··· Material supplied

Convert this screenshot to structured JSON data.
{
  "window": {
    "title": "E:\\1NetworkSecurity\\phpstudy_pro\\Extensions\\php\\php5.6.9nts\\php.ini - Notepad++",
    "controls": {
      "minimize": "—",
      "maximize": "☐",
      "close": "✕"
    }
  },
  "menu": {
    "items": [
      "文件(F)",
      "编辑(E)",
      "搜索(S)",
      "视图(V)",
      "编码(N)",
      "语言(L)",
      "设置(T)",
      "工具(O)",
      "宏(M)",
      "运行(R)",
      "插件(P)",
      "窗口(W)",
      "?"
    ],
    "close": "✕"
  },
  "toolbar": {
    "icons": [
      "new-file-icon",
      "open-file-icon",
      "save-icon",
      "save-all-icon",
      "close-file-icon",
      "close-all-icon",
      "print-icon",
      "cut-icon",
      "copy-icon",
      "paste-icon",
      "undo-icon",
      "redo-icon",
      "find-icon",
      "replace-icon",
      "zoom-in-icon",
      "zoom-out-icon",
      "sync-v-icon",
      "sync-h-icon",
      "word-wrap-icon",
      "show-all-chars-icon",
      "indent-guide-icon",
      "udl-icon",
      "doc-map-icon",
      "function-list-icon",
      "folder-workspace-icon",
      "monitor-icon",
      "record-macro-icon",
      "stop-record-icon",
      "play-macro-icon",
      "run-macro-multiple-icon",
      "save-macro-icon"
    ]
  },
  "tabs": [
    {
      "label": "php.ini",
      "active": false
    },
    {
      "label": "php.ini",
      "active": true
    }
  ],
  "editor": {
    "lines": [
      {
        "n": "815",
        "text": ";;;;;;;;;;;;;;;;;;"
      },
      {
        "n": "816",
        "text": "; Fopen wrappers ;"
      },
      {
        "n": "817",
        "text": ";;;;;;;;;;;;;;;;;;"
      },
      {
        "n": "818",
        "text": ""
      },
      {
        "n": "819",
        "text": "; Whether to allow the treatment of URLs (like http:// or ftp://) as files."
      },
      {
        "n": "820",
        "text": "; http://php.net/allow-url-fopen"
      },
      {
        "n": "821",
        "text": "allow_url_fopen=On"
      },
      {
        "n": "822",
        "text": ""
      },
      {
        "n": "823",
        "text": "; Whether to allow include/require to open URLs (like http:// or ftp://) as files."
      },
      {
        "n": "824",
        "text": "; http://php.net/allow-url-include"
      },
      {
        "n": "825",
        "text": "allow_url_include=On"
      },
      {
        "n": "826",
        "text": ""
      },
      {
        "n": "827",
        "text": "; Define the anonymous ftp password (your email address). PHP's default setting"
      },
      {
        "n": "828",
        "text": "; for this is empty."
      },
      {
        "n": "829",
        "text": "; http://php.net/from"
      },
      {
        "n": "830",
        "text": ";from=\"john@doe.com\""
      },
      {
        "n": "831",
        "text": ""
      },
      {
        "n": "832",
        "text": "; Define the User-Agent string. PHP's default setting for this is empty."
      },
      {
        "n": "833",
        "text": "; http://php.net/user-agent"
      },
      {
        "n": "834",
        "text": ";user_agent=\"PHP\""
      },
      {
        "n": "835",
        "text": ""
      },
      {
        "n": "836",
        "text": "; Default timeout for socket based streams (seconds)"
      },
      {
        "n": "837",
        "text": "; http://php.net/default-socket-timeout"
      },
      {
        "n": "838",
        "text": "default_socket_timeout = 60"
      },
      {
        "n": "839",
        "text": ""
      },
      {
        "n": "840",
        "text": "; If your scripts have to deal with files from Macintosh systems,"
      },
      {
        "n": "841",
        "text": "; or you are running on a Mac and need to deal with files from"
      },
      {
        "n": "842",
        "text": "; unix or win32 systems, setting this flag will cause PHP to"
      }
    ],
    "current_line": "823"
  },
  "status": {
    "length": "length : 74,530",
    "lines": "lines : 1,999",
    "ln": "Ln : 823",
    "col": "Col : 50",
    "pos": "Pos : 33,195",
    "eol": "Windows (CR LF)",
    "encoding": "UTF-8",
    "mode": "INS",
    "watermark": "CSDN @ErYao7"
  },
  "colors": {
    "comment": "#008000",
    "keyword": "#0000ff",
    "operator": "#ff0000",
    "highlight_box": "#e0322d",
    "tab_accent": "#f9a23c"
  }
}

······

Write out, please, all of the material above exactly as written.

Convert this screenshot to structured JSON data.
{
  "window": {
    "title": "E:\\1NetworkSecurity\\phpstudy_pro\\Extensions\\php\\php5.6.9nts\\php.ini - Notepad++",
    "controls": {
      "minimize": "—",
      "maximize": "☐",
      "close": "✕"
    }
  },
  "menu": {
    "items": [
      "文件(F)",
      "编辑(E)",
      "搜索(S)",
      "视图(V)",
      "编码(N)",
      "语言(L)",
      "设置(T)",
      "工具(O)",
      "宏(M)",
      "运行(R)",
      "插件(P)",
      "窗口(W)",
      "?"
    ],
    "close": "✕"
  },
  "toolbar": {
    "icons": [
      "new-file-icon",
      "open-file-icon",
      "save-icon",
      "save-all-icon",
      "close-file-icon",
      "close-all-icon",
      "print-icon",
      "cut-icon",
      "copy-icon",
      "paste-icon",
      "undo-icon",
      "redo-icon",
      "find-icon",
      "replace-icon",
      "zoom-in-icon",
      "zoom-out-icon",
      "sync-v-icon",
      "sync-h-icon",
      "word-wrap-icon",
      "show-all-chars-icon",
      "indent-guide-icon",
      "udl-icon",
      "doc-map-icon",
      "function-list-icon",
      "folder-workspace-icon",
      "monitor-icon",
      "record-macro-icon",
      "stop-record-icon",
      "play-macro-icon",
      "run-macro-multiple-icon",
      "save-macro-icon"
    ]
  },
  "tabs": [
    {
      "label": "php.ini",
      "active": false
    },
    {
      "label": "php.ini",
      "active": true
    }
  ],
  "editor": {
    "lines": [
      {
        "n": "815",
        "text": ";;;;;;;;;;;;;;;;;;"
      },
      {
        "n": "816",
        "text": "; Fopen wrappers ;"
      },
      {
        "n": "817",
        "text": ";;;;;;;;;;;;;;;;;;"
      },
      {
        "n": "818",
        "text": ""
      },
      {
        "n": "819",
        "text": "; Whether to allow the treatment of URLs (like http:// or ftp://) as files."
      },
      {
        "n": "820",
        "text": "; http://php.net/allow-url-fopen"
      },
      {
        "n": "821",
        "text": "allow_url_fopen=On"
      },
      {
        "n": "822",
        "text": ""
      },
      {
        "n": "823",
        "text": "; Whether to allow include/require to open URLs (like http:// or ftp://) as files."
      },
      {
        "n": "824",
        "text": "; http://php.net/allow-url-include"
      },
      {
        "n": "825",
        "text": "allow_url_include=On"
      },
      {
        "n": "826",
        "text": ""
      },
      {
        "n": "827",
        "text": "; Define the anonymous ftp password (your email address). PHP's default setting"
      },
      {
        "n": "828",
        "text": "; for this is empty."
      },
      {
        "n": "829",
        "text": "; http://php.net/from"
      },
      {
        "n": "830",
        "text": ";from=\"john@doe.com\""
      },
      {
        "n": "831",
        "text": ""
      },
      {
        "n": "832",
        "text": "; Define the User-Agent string. PHP's default setting for this is empty."
      },
      {
        "n": "833",
        "text": "; http://php.net/user-agent"
      },
      {
        "n": "834",
        "text": ";user_agent=\"PHP\""
      },
      {
        "n": "835",
        "text": ""
      },
      {
        "n": "836",
        "text": "; Default timeout for socket based streams (seconds)"
      },
      {
        "n": "837",
        "text": "; http://php.net/default-socket-timeout"
      },
      {
        "n": "838",
        "text": "default_socket_timeout = 60"
      },
      {
        "n": "839",
        "text": ""
      },
      {
        "n": "840",
        "text": "; If your scripts have to deal with files from Macintosh systems,"
      },
      {
        "n": "841",
        "text": "; or you are running on a Mac and need to deal with files from"
      },
      {
        "n": "842",
        "text": "; unix or win32 systems, setting this flag will cause PHP to"
      }
    ],
    "current_line": "823"
  },
  "status": {
    "length": "length : 74,530",
    "lines": "lines : 1,999",
    "ln": "Ln : 823",
    "col": "Col : 50",
    "pos": "Pos : 33,195",
    "eol": "Windows (CR LF)",
    "encoding": "UTF-8",
    "mode": "INS",
    "watermark": "CSDN @ErYao7"
  },
  "colors": {
    "comment": "#008000",
    "keyword": "#0000ff",
    "operator": "#ff0000",
    "highlight_box": "#e0322d",
    "tab_accent": "#f9a23c"
  }
}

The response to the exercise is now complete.